"As you can see, I'm doing just fine," I told him, the sarcasm oozing from my words. I was angry with him and wanted him to know it. I wanted him to see how much he hurt me, to see with his blue eyes that weren't dulled by various narcotics. "I'm drunk in a hotel room, my best friend is going to prison for ten fucking years, and now everyone at the hospital hates my guts because I tried to help you." My voice started to waver. "See, I'm sitting on top of the world. The past few weeks have been the delightful cherry on top of the sundae of my life and I have you to thank for it. So thank you, Gregory House, thank you for everything. Thank you for fucking up my life beyond all recognition. I don't know how I'll ever repay you."

I turned away and broke down completely. My legs buckled and I had to sit at the edge of the bed before I collapsed.

"Jimmy." Greg had sat down beside me. I didn't even realize he had moved.

"What?" I snapped. "Aren't you finished yet? Are you going to rub my nose in it now?"

"Look," he began with a sigh, "no matter what has happened, or what's going to happen, I never meant to have you dragged into it."

"It's too late for that," I said with a scowl. "I've been dragged through the mud by you and Tritter and everyone else."

"I know," he said, and had the decency to look contrite.

"Goddamn you, Greg. I was trying to help you. All you had to do was take the deal when you had the chance."

"That was my mistake, not yours," he said. "Jimmy, I came here to say I'm sorry."

"Fine, you came here for your half-assed, half-baked worthless apology," I said, still beyond angry and bitter. "Okay, I heard it and it's music to my ears. Now please just get out."

"I'm not going anywhere."

"Get out."

"No. I'm not leaving. I can't."

"Greg, so help me–"

"My apology is sincere, whether you believe it or not," he broke in. "I wanted to see you and knew you wouldn't want to see me and would try to throw me out. I needed a way to stay here and be with you; so before I knocked on your door I swallowed a few of your sleeping pills, and they're starting to kick in."

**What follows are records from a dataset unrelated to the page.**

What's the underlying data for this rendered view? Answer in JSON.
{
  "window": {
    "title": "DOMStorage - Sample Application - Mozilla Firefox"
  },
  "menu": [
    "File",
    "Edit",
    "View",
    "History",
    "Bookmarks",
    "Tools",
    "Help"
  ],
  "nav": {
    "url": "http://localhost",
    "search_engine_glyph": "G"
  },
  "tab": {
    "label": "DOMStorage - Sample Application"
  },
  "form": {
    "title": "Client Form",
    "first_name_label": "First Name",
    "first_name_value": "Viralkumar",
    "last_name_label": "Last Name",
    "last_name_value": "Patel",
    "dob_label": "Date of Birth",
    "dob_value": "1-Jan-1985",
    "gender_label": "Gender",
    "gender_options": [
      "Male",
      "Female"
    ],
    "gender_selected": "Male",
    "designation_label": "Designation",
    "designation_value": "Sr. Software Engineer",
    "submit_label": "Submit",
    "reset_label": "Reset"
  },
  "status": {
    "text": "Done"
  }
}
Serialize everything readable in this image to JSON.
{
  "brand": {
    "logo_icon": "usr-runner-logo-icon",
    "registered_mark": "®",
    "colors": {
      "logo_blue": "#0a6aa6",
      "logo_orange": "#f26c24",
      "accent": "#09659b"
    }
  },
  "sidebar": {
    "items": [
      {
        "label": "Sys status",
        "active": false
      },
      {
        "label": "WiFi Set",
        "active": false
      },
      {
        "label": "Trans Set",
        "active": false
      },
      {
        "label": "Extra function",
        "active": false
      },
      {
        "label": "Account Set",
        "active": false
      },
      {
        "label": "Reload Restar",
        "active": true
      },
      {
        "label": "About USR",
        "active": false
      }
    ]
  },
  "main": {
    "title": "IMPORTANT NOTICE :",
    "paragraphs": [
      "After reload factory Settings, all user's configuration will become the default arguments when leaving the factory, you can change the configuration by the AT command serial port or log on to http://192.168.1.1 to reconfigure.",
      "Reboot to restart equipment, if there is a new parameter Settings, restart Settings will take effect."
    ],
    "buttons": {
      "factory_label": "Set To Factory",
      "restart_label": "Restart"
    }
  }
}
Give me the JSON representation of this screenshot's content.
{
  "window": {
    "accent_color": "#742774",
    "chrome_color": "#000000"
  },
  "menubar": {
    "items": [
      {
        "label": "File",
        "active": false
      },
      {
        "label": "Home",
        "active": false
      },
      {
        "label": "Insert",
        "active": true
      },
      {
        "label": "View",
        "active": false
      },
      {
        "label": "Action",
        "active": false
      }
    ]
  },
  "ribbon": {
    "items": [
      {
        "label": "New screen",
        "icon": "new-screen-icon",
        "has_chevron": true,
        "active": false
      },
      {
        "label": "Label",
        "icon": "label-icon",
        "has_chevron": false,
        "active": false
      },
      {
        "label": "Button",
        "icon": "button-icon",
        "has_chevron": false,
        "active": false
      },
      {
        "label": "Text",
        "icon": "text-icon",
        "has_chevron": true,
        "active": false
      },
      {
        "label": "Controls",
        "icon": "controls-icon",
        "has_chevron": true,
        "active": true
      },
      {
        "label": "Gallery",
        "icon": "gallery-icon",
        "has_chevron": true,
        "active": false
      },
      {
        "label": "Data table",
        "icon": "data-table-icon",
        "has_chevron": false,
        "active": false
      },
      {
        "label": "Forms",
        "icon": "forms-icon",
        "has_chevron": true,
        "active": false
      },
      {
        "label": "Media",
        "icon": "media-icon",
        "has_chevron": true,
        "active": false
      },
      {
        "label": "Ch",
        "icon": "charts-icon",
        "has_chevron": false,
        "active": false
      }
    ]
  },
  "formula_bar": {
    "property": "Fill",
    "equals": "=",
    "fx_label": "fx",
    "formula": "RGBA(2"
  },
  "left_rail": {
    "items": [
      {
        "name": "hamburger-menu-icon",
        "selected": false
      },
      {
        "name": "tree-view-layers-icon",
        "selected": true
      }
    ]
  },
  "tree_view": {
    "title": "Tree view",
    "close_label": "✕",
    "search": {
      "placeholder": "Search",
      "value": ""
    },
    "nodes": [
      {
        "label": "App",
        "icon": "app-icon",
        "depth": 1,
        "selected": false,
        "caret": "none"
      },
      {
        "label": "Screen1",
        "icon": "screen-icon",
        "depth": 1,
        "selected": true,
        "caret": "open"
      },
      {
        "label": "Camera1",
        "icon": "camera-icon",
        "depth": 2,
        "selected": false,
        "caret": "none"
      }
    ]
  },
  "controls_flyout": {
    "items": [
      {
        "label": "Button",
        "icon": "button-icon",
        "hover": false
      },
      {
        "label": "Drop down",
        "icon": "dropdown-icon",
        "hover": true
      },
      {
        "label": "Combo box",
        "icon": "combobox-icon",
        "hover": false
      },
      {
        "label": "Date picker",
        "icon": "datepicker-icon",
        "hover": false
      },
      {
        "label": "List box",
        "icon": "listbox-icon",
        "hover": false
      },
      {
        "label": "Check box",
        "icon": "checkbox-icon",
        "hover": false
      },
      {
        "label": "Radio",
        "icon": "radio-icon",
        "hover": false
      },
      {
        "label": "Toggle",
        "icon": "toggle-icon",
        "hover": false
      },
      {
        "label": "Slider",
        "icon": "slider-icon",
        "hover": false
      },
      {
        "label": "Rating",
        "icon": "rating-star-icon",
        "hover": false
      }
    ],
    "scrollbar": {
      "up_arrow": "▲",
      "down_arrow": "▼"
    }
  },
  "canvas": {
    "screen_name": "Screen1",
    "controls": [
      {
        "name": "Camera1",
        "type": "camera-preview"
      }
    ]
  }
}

My head jerked up. I gaped at him, incredulous. "Are you completely insane?"

"I'm woozy right now, but I'm not insane." His eyes were now glazed over like a church window. "They're over-the-counter, so in case Tritter stops by feel free to tell him that he can go fuck himself."

I was alarmed. "How many did you take?"

"Three. Just three. Don't have a panic attack."

Greg and his devious little tricks. I should have known.

"Damn, these suckers work fast...," Greg mumbled as he fell back, barely awake. His eyelids fluttered and closed. "Jimmy?"

"Yes?" I asked, while watching his quick spiral into unconsciousness.

"I'm sorry. I'm sorry. Don't leave me, please," he muttered before falling asleep.